  • Patients who could not return for follow-up visits at one week, 4 weeks and 7 weeks after enrollment.
  • Patients with a medical contraindication or refusal to take prednisone and or/fluconazole.
  • Patients who had a medical contraindication to discontinuation of systemic corticosteroids (eg. those on long term corticosteroid therapy).
  • Patients with a history of gastric / duodenal ulcers or gallstones.
  • Patients with a history of liver disease.
  • Patients on anticoagulants or antiplatelet medications.
  • Patients undergoing orthodontic treatment.

Information from the National Library of Medicine

To learn more about this study, you or your doctor may contact the study research staff using the contact information provided by the sponsor.

Please refer to this study by its identifier (NCT number): NCT00226174

United States, California
University of California
San Francisco, California, United States, 94143
Sponsors and Collaborators
University of California, San Francisco
National Institutes of Health (NIH)
Principal Investigator: Nita Chainani-Wu, DMD, MPH, MS Assistant Clinical Professor

Publications automatically indexed to this study by Identifier (NCT Number): Identifier: NCT00226174     History of Changes
Other Study ID Numbers: H1113-19156-03
First Posted: September 26, 2005    Key Record Dates
Last Update Posted: September 26, 2005
Last Verified: September 2005

Keywords provided by University of California, San Francisco:
Oral Lichen Planus
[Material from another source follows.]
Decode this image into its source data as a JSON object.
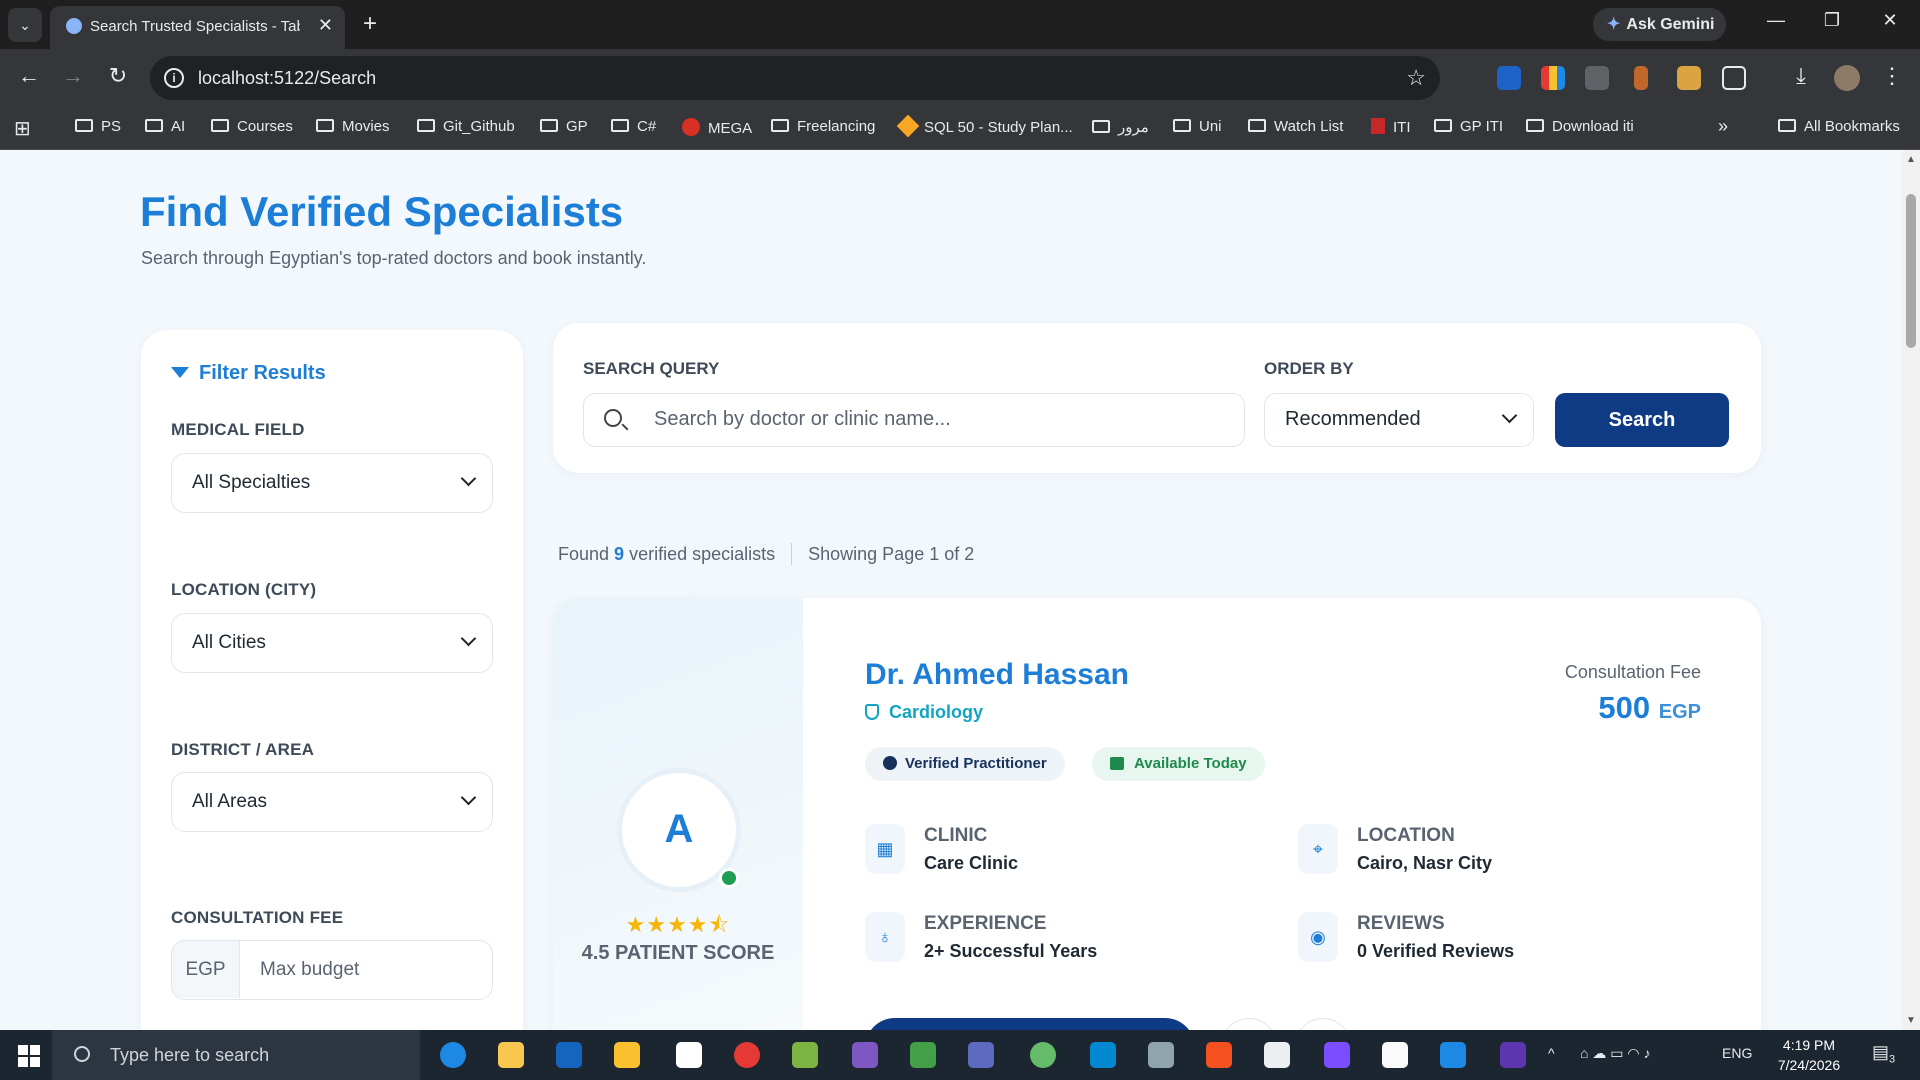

Additional relevant MeSH terms:
Lichen Planus
Lichen Planus, Oral
Lichenoid Eruptions
Skin Diseases, Papulosquamous
Skin Diseases
Mouth Diseases
Stomatognathic Diseases